● DESCRIPTION OF THE TASK
Gather each line of the records where "data" appears.

● LISTED ENTRIES
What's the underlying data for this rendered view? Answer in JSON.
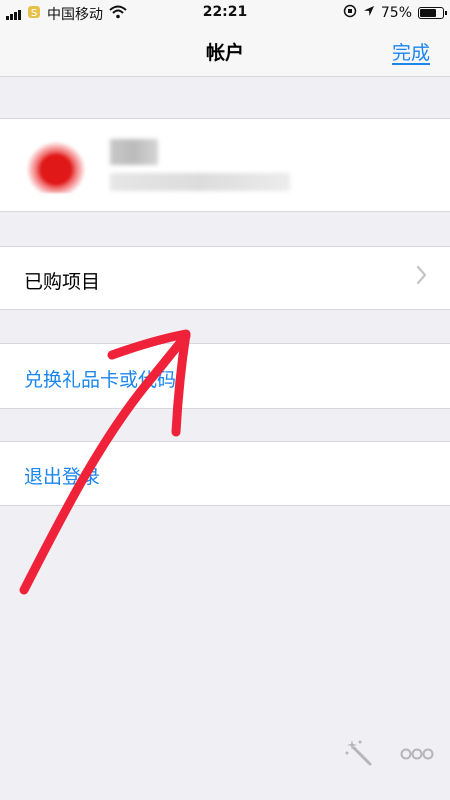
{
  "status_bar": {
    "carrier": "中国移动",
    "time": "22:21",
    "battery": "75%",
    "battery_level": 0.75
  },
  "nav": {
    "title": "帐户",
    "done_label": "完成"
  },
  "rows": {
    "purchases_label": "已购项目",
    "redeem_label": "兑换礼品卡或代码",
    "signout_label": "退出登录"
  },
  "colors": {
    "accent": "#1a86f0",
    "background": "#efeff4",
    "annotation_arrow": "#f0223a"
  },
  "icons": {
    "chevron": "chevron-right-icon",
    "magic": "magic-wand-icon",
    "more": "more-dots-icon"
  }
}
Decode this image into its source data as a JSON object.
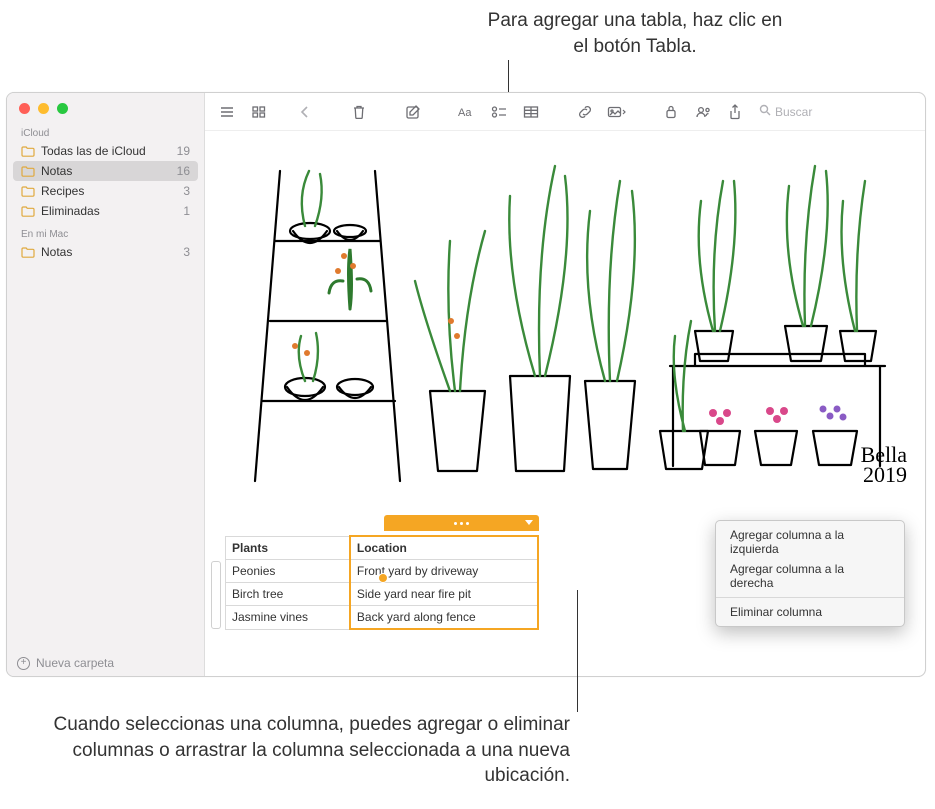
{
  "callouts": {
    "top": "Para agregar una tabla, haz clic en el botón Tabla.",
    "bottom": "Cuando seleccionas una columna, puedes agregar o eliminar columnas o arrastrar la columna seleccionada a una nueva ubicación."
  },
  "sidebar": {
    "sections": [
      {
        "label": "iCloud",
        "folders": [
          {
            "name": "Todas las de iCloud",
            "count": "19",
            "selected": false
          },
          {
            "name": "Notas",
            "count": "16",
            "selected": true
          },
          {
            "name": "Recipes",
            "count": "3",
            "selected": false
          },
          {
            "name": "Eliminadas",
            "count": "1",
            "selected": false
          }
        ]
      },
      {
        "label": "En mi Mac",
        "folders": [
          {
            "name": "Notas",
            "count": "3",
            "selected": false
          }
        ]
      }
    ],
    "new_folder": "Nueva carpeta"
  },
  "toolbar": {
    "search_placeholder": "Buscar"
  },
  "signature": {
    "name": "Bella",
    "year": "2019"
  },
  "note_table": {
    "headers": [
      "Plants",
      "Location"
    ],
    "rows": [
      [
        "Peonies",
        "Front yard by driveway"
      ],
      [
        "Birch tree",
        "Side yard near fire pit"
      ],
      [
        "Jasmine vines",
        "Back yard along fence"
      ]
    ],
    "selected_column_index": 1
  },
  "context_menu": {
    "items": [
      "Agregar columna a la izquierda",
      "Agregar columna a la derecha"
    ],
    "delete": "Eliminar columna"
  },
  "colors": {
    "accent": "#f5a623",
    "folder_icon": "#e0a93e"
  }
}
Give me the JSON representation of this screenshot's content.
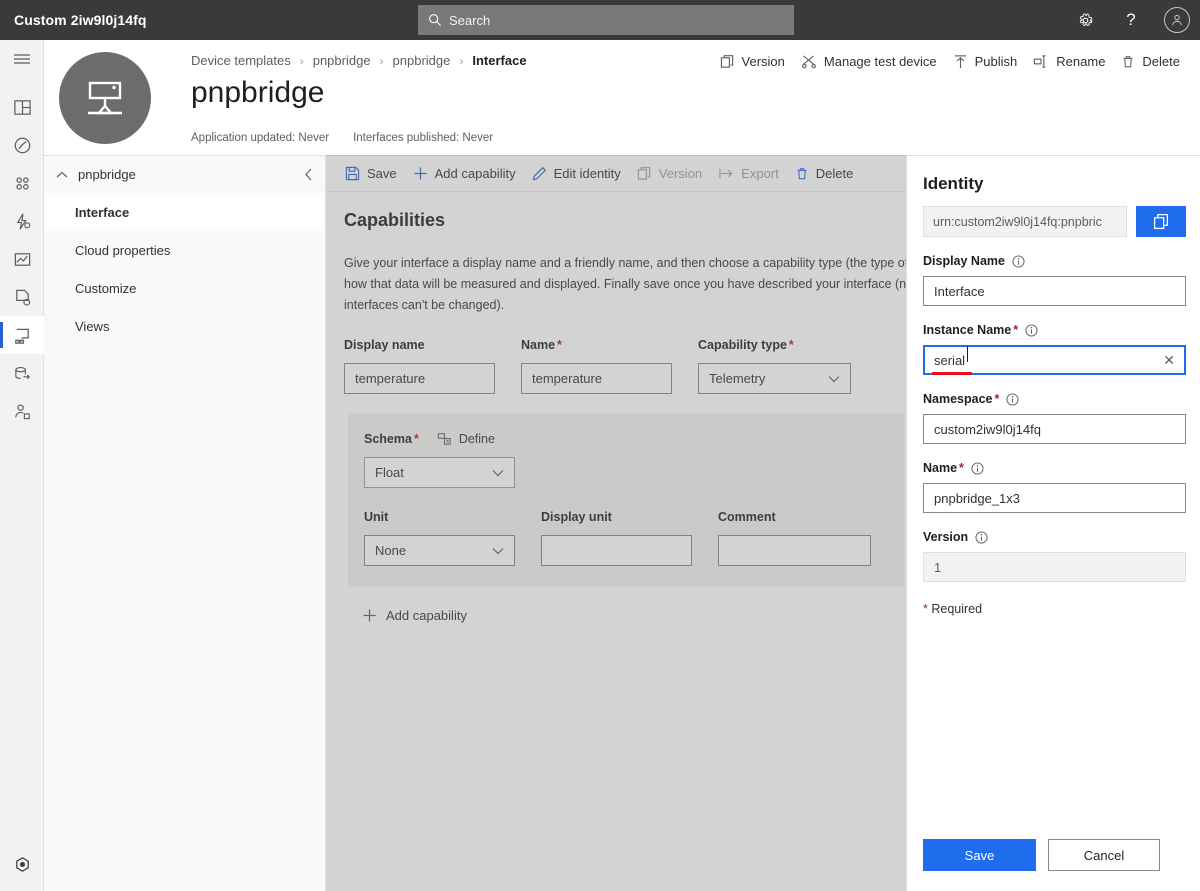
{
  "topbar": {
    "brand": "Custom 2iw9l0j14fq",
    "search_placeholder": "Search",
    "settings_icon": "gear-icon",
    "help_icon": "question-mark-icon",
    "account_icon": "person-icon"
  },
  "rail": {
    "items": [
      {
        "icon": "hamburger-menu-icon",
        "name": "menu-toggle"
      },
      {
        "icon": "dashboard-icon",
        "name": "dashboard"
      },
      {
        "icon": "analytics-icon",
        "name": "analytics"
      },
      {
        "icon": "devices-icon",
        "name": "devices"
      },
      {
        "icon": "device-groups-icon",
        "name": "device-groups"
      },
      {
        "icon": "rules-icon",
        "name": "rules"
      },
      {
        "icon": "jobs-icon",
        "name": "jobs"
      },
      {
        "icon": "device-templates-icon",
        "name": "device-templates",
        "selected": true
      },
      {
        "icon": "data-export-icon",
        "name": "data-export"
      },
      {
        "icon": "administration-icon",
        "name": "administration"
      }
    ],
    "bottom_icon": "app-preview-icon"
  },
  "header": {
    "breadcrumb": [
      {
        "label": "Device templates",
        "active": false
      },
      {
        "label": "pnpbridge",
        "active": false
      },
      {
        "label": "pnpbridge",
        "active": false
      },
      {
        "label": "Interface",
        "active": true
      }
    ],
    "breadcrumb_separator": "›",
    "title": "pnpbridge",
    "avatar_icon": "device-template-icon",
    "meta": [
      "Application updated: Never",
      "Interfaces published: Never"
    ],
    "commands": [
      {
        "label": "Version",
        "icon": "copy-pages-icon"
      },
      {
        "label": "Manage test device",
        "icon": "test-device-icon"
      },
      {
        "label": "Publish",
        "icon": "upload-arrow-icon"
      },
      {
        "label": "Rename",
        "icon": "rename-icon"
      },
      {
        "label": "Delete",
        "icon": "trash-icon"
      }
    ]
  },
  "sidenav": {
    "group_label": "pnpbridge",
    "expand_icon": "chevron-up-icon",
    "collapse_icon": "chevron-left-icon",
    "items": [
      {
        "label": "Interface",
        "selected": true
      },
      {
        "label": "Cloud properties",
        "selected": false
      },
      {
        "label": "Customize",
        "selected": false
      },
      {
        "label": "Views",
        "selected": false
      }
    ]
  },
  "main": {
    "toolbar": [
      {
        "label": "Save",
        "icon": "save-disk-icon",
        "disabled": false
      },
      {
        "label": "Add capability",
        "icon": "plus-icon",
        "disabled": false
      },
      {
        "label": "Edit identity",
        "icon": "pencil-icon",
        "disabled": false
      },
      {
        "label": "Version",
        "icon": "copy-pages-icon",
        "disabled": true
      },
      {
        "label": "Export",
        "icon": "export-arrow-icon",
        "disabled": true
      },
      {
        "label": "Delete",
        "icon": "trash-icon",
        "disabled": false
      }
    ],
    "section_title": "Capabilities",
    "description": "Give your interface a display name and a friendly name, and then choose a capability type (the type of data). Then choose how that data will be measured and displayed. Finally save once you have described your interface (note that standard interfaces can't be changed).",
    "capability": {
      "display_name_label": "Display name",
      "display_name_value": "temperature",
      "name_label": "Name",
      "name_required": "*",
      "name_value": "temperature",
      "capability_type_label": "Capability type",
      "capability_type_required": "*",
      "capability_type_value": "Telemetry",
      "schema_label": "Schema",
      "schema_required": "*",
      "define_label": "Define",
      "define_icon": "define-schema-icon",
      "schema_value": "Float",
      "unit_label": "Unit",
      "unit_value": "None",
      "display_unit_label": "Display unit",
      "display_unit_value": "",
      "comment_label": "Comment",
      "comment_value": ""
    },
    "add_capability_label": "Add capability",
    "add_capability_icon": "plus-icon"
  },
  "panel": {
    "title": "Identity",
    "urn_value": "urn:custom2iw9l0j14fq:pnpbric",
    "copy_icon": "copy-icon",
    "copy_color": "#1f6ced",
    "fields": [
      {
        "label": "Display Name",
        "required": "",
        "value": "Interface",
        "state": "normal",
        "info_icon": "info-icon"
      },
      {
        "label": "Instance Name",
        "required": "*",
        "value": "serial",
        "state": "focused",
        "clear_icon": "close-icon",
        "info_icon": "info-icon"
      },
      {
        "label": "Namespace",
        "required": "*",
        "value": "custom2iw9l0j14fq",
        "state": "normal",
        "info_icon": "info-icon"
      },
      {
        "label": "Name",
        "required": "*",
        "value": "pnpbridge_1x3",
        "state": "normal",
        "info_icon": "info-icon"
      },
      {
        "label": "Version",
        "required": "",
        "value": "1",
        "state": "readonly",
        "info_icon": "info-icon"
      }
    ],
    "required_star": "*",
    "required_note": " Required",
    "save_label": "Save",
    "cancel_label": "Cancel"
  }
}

● ANSWER AREA
What's the underlying data for this rendered view? Answer in JSON.
Decode this image into its source data as a JSON object.
        "icon": "data-export-icon",
        "name": "data-export"
    "description": "Give your interface a display name and a friendly name, and then choose a capability type (the type of data). Then choose how that data will be measured and displayed. Finally save once you have described your interface (note that standard interfaces can't be changed).",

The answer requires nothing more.